§ Component data from apps and pages:
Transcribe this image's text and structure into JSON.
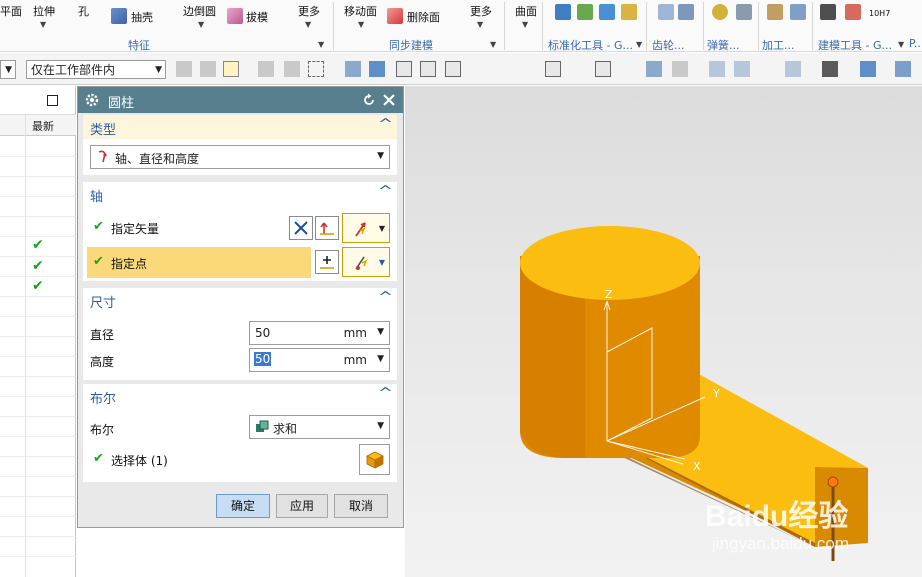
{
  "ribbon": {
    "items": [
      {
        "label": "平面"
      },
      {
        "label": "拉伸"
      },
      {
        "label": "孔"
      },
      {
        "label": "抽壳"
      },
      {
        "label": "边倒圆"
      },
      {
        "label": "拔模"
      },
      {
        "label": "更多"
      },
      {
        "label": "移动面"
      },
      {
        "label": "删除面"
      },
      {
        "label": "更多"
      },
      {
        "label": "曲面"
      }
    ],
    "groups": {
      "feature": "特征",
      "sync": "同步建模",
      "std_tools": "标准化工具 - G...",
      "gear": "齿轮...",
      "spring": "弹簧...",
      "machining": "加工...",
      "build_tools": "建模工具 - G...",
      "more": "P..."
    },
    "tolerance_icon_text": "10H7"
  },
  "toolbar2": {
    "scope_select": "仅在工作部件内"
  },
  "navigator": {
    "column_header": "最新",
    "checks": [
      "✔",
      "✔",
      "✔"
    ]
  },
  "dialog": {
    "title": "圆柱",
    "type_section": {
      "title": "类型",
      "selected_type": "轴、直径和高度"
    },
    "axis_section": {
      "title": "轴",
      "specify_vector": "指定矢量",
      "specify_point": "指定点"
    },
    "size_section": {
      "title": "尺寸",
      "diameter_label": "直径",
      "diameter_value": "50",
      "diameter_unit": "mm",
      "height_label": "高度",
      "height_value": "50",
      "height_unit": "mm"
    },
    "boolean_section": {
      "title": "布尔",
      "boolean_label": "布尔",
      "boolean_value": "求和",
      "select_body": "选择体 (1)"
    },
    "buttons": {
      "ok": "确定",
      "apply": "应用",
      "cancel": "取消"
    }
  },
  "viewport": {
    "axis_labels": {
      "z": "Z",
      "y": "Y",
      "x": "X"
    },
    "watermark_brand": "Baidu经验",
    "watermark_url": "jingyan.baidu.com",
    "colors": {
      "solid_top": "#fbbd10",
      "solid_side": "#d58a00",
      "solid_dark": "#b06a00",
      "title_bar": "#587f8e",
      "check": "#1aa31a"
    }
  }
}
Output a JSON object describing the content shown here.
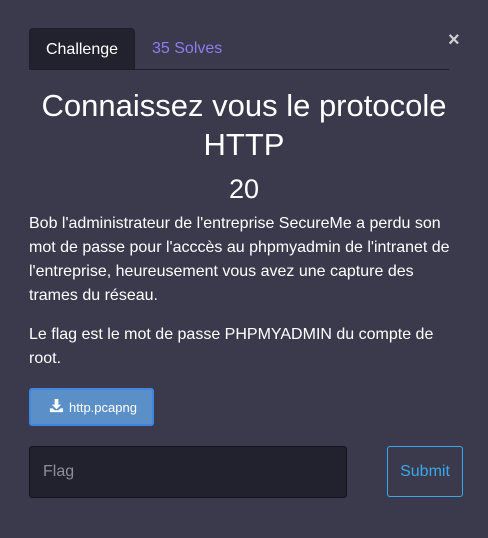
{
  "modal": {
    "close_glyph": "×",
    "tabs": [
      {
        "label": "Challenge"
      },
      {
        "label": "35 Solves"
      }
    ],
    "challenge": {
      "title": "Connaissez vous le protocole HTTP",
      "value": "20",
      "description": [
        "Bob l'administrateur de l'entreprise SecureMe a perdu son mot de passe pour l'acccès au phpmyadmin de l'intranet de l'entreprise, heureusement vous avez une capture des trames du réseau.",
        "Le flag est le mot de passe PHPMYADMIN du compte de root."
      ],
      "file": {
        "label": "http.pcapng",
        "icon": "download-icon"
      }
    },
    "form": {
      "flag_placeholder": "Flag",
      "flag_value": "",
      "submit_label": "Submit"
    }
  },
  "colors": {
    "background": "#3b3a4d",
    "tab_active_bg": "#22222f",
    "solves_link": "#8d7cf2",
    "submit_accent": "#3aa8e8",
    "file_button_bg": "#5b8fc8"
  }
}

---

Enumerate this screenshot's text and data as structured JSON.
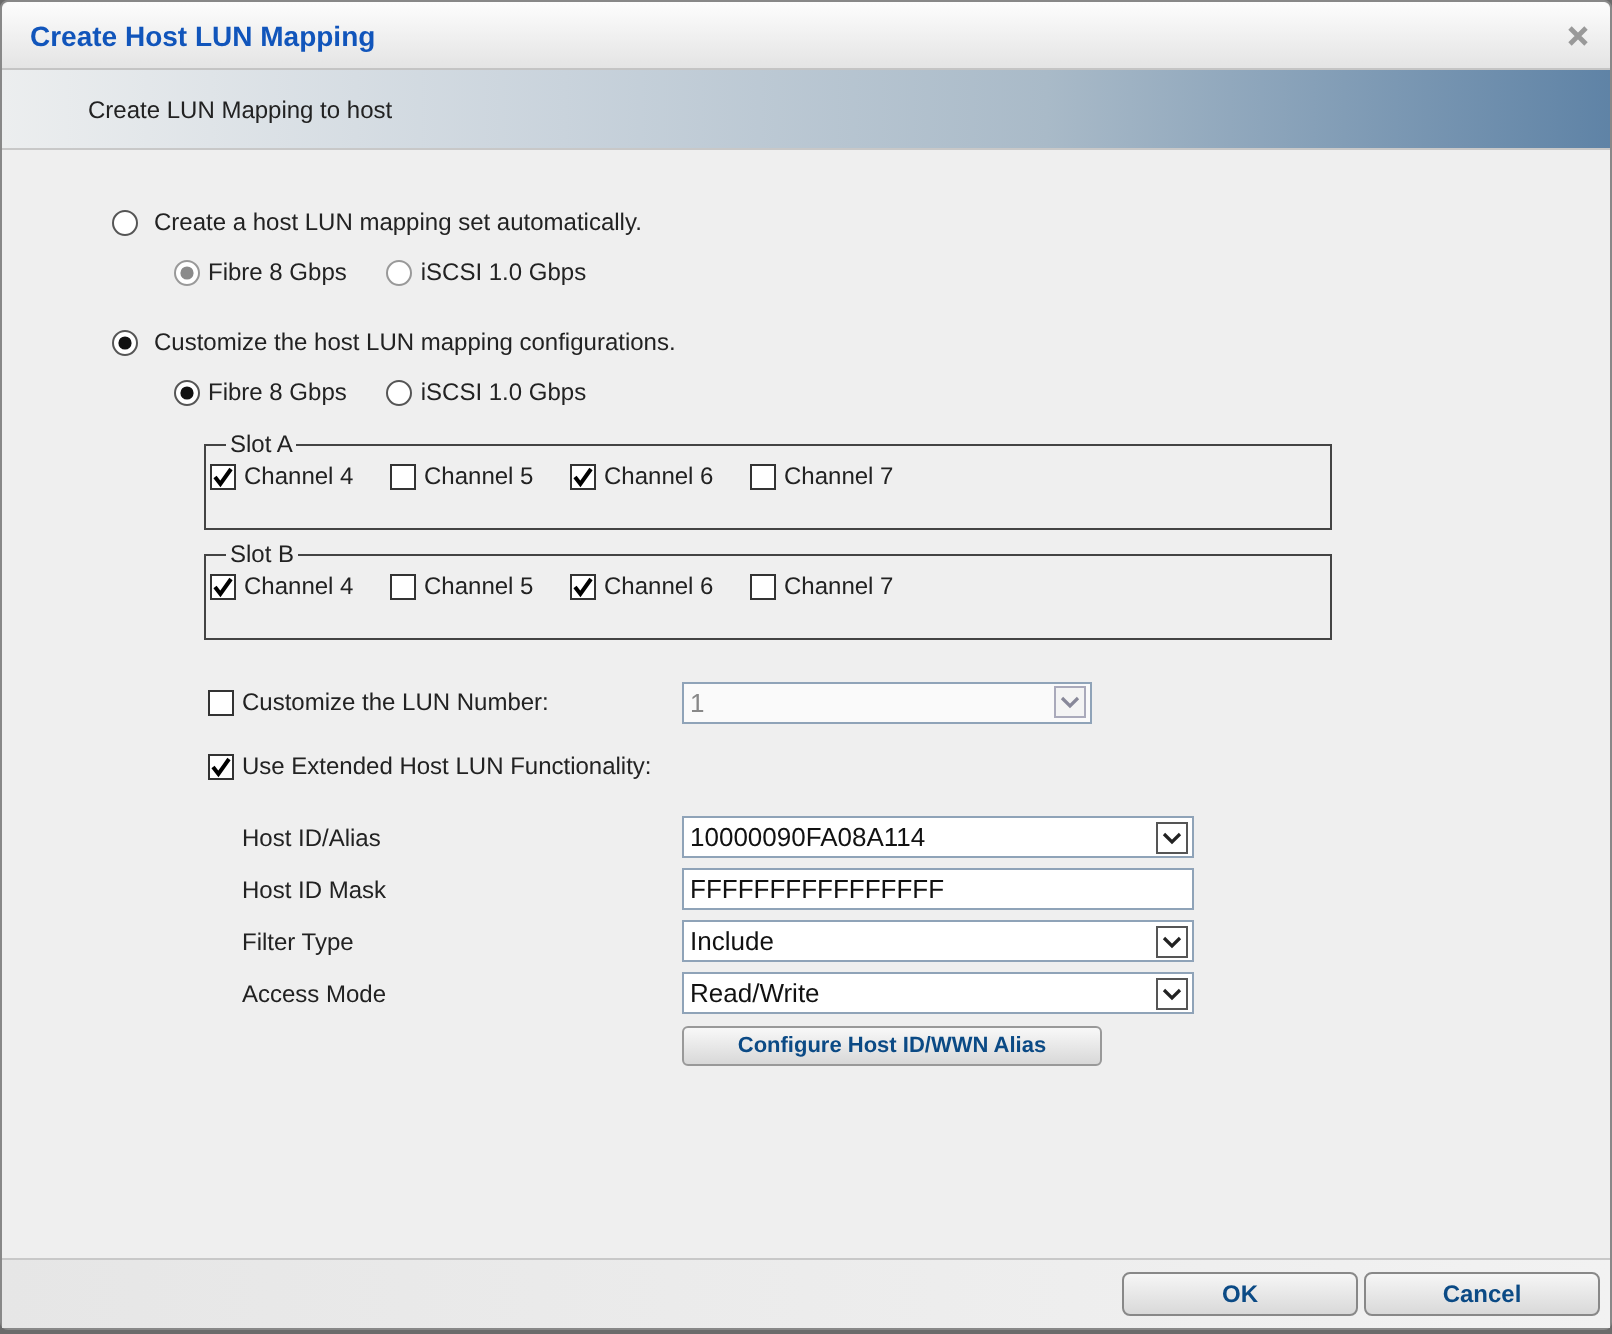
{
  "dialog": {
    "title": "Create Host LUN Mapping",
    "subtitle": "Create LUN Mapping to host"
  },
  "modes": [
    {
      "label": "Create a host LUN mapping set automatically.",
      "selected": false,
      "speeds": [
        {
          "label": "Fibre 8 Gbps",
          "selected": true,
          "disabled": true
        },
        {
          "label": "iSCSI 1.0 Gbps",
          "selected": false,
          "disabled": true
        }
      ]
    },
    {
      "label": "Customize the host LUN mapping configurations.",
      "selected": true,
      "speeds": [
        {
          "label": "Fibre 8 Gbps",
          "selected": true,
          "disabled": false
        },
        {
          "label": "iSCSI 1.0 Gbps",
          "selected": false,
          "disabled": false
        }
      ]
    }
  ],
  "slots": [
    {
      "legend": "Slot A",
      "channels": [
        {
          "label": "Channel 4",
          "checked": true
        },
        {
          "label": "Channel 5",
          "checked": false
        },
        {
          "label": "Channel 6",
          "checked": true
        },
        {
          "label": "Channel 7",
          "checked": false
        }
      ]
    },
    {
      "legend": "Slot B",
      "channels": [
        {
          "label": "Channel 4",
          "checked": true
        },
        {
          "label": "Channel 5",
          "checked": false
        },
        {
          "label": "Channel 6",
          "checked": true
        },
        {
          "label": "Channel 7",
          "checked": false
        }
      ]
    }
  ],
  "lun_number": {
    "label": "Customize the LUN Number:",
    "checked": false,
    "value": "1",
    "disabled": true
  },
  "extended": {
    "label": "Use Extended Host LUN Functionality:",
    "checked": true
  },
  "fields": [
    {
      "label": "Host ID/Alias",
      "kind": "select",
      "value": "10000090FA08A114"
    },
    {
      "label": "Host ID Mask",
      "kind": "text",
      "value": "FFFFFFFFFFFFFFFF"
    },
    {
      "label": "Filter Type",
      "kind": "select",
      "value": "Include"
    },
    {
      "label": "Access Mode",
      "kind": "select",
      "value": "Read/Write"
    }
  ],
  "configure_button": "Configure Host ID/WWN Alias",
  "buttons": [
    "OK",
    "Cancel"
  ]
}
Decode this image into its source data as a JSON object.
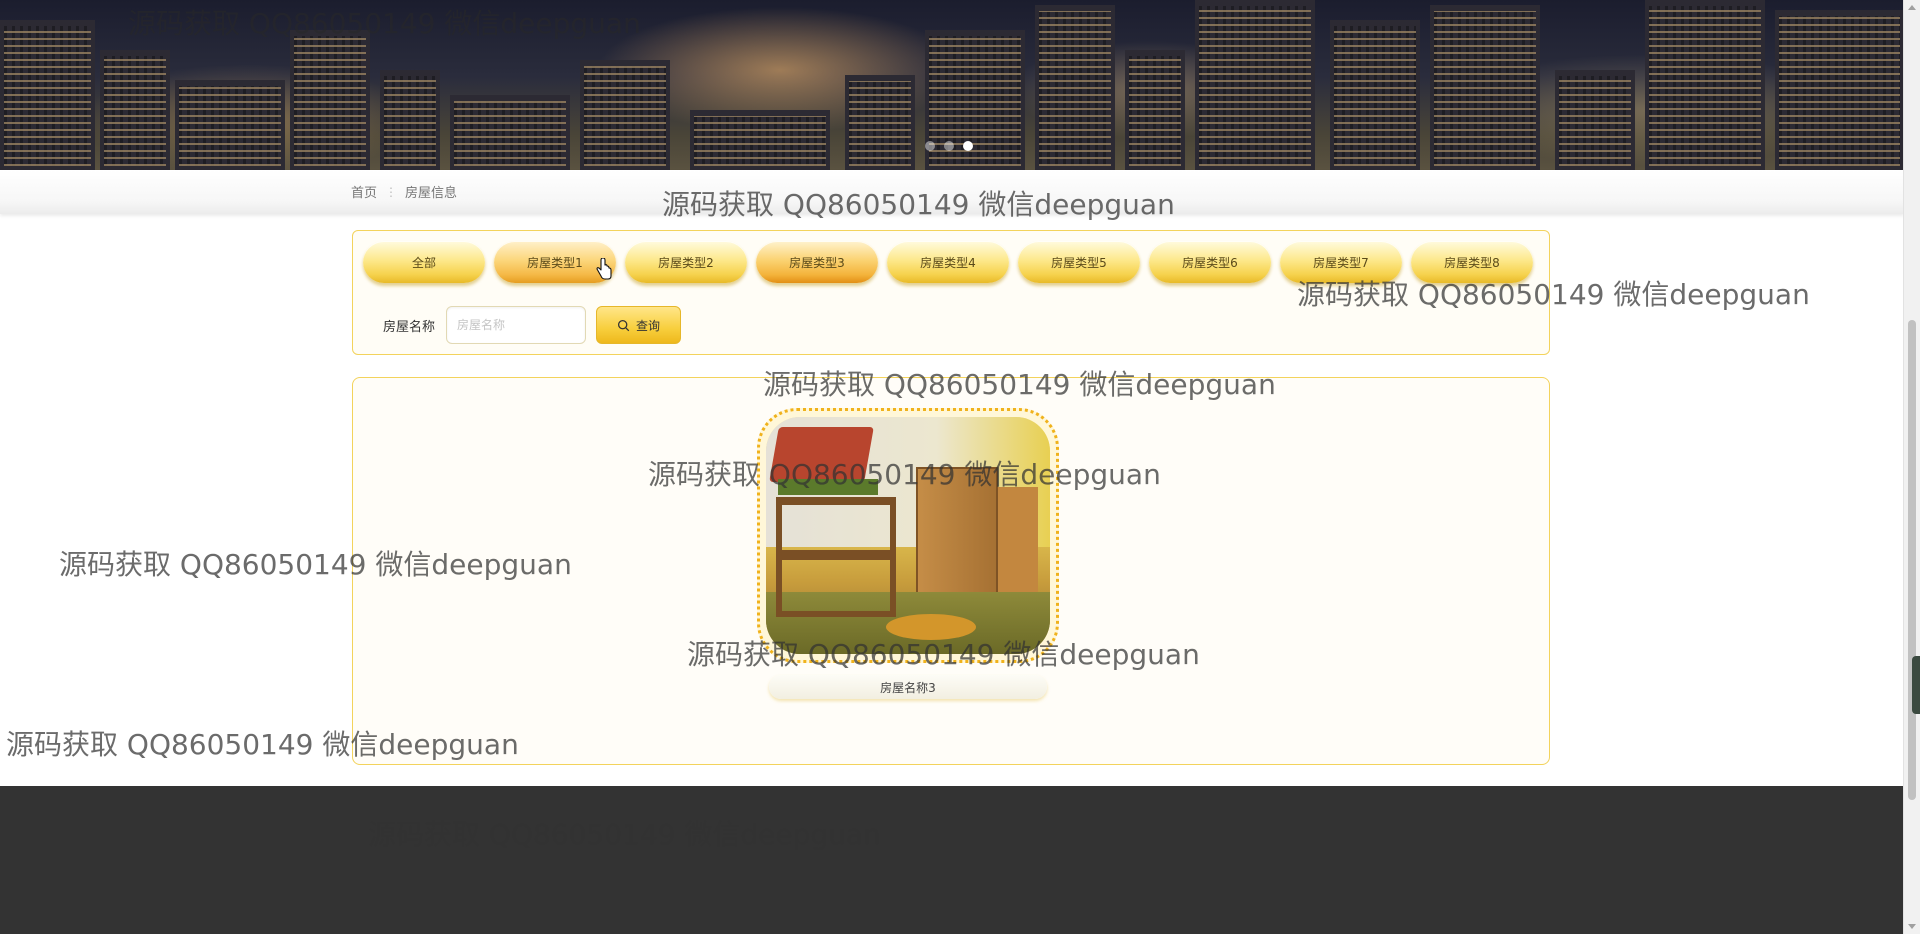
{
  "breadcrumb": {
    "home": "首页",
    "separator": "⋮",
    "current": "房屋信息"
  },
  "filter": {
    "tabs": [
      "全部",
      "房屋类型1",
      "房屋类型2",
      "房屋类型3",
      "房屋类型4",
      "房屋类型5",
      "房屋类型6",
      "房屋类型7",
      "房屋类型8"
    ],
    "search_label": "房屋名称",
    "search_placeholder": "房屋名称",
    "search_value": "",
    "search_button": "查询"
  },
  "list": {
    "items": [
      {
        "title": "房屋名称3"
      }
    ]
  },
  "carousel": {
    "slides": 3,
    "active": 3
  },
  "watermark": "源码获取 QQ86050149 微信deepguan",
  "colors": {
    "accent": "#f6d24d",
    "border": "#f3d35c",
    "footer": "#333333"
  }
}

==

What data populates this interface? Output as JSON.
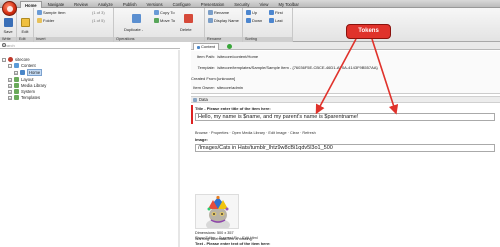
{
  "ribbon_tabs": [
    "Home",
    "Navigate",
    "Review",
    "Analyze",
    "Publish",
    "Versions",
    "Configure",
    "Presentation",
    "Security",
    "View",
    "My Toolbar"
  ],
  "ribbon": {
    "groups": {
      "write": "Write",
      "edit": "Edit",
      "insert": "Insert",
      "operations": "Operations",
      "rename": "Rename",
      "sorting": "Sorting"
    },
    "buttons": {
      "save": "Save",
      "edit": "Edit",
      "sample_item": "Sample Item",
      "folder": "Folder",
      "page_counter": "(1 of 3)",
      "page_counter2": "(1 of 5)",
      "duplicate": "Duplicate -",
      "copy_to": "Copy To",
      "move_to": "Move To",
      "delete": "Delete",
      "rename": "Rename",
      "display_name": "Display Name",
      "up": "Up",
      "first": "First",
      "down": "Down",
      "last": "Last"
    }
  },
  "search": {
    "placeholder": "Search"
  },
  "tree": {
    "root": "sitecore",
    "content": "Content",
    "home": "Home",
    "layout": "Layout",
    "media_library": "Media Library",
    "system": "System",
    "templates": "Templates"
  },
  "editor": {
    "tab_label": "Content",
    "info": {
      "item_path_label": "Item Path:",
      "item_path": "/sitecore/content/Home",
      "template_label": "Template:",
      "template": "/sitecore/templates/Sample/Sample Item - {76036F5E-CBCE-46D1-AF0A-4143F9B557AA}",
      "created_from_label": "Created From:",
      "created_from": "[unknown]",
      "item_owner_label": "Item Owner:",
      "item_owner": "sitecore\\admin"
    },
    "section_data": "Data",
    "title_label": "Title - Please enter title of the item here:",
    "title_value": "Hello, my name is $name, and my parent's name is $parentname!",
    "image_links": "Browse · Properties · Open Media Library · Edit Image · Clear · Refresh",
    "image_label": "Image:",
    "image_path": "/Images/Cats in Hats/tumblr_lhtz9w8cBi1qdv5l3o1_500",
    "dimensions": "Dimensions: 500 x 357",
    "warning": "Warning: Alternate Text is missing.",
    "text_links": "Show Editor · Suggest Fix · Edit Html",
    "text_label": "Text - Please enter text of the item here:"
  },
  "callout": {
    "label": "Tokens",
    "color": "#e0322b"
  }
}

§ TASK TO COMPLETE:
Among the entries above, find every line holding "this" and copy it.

§ ANSWER BOX:
Transcribe this image's text and structure into JSON.
Enumerate this screenshot's text and data as structured JSON.
Decode this image into its source data as a JSON object.
What data populates this interface? Output as JSON.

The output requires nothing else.